- **Work order**
Would you please copy every line from the records that contains the word "JSON"?
[Start of Attachment]
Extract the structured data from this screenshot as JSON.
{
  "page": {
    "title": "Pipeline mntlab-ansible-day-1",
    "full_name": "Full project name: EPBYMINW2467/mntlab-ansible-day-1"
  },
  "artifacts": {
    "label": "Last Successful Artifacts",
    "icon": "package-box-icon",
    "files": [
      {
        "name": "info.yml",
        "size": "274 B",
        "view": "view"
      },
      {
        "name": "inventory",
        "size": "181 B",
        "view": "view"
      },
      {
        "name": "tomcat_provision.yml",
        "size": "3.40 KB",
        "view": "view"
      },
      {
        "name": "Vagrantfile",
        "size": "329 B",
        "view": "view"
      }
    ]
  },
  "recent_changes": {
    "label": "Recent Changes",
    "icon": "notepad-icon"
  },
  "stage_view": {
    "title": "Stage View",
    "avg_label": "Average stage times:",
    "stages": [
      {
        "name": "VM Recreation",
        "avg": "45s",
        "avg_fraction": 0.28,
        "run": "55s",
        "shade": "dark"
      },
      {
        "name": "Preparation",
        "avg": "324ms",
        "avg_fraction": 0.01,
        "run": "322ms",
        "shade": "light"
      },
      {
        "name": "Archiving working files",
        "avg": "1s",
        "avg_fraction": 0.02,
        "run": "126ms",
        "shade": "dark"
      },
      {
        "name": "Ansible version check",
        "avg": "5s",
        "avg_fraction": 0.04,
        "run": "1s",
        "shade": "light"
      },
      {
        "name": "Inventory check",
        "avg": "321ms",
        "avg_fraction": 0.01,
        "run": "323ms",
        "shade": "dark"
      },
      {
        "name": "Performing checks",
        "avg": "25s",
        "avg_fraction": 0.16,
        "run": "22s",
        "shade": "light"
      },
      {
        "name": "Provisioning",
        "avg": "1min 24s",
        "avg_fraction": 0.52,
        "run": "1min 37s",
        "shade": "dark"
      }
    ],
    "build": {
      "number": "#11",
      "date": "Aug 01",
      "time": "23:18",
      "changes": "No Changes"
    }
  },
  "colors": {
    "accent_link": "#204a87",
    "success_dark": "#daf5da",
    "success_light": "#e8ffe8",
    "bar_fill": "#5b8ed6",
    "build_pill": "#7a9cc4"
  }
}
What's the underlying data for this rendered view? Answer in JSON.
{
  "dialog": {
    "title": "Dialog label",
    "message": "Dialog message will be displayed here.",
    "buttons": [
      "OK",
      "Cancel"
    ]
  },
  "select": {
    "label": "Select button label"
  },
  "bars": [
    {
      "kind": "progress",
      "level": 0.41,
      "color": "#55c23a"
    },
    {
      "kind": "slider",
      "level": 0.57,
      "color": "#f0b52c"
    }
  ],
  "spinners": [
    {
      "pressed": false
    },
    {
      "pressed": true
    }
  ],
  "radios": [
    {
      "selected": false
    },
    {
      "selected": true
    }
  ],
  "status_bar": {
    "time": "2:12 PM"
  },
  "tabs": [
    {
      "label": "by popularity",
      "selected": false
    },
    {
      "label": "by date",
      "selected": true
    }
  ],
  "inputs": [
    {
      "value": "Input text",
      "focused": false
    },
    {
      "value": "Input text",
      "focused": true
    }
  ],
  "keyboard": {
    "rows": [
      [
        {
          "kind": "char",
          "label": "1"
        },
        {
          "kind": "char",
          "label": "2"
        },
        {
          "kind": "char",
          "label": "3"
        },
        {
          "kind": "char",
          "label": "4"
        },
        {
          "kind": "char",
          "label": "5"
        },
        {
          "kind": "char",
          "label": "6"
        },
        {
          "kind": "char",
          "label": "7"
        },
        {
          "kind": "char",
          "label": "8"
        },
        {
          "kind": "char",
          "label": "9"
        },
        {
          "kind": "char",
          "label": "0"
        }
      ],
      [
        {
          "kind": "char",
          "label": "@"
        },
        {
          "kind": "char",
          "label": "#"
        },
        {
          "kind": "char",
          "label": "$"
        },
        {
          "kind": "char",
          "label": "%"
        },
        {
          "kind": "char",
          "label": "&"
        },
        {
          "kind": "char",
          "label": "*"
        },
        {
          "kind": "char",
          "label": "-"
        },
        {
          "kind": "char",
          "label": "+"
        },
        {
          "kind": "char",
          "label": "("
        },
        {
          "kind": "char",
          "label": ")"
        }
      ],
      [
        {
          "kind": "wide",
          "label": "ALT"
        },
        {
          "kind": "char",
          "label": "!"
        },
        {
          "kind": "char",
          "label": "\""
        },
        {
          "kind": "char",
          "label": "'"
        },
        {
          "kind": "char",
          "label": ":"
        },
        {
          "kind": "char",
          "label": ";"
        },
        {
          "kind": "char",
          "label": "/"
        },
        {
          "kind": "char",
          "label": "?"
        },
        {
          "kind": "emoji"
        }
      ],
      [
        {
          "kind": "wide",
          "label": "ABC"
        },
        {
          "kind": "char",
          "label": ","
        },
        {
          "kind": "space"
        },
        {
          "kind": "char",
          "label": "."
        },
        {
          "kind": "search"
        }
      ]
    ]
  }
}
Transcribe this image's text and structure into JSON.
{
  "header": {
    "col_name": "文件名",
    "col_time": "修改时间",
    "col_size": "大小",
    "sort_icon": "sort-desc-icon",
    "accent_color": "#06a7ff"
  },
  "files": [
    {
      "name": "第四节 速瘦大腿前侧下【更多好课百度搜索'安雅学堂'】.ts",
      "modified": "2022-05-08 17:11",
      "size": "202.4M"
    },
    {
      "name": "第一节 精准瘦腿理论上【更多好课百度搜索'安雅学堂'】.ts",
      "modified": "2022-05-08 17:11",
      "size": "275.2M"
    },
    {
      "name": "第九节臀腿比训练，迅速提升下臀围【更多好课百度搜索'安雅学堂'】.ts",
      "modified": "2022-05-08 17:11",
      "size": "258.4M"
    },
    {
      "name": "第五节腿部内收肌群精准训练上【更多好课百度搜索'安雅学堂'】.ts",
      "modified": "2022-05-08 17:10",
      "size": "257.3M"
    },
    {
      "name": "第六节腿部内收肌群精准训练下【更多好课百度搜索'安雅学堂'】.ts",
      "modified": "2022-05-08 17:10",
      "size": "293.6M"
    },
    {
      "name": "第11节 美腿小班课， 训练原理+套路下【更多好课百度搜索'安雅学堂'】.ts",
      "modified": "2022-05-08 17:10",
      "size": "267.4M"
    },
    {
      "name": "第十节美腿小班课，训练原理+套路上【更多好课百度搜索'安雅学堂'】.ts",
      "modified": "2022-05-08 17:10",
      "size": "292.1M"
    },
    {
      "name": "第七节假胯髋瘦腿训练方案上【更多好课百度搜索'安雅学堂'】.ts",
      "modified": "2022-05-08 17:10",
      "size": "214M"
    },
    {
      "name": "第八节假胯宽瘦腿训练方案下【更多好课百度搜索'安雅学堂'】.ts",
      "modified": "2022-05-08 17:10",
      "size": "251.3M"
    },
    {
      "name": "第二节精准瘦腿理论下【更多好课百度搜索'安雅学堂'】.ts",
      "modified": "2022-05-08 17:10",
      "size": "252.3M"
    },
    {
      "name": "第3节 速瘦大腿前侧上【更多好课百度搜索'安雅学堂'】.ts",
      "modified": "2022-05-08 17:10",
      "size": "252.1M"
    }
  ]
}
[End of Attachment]
- **Result below**
Extract the structured data from this screenshot as JSON.
What's the underlying data for this rendered view? Answer in JSON.
Transcribe this image's text and structure into JSON.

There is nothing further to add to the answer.